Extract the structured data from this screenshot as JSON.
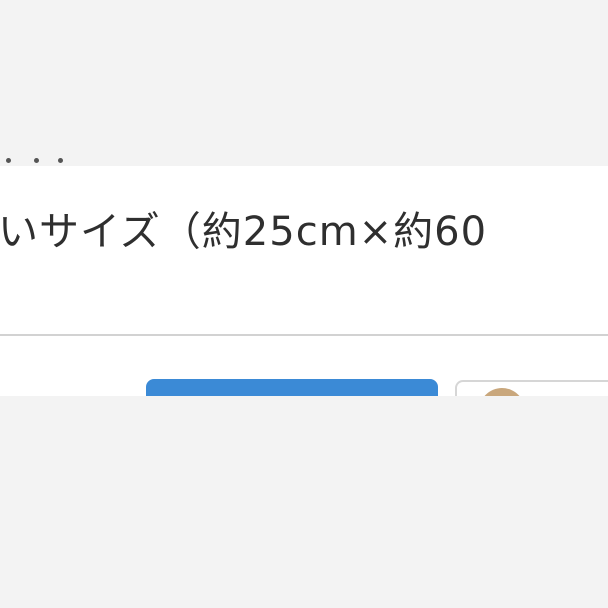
{
  "listing": {
    "description_line": "いサイズ（約25cm×約60"
  },
  "actions": {
    "primary_label": "",
    "secondary_label": ""
  },
  "colors": {
    "primary_button": "#3b8ad6",
    "text": "#2f2f2f",
    "divider": "#d2d2d2",
    "background": "#f3f3f3"
  },
  "icons": {
    "avatar": "user-avatar-icon"
  }
}
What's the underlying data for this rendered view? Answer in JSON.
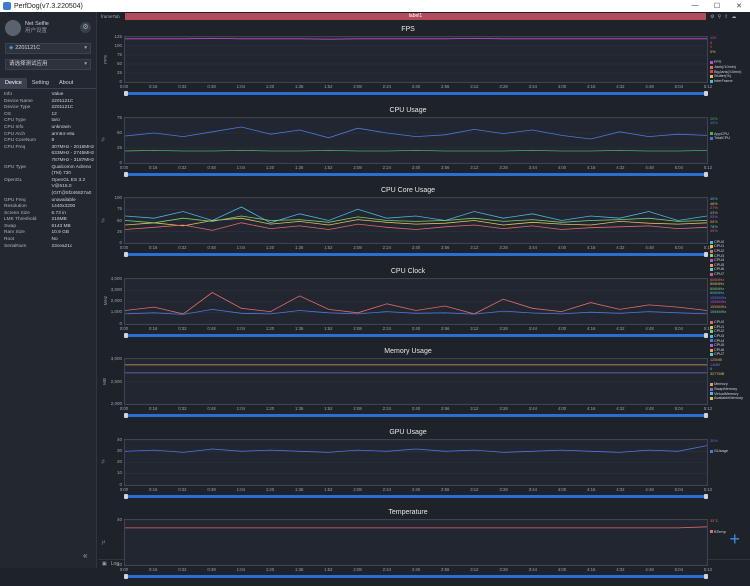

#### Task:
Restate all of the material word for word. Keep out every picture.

#### Response box:
Extract the structured data from this screenshot as JSON.
{
  "listing": {
    "description_line": "いサイズ（約25cm×約60"
  },
  "actions": {
    "primary_label": "",
    "secondary_label": ""
  },
  "colors": {
    "primary_button": "#3b8ad6",
    "text": "#2f2f2f",
    "divider": "#d2d2d2",
    "background": "#f3f3f3"
  },
  "icons": {
    "avatar": "user-avatar-icon"
  }
}
What's the underlying data for this rendered view? Answer in JSON.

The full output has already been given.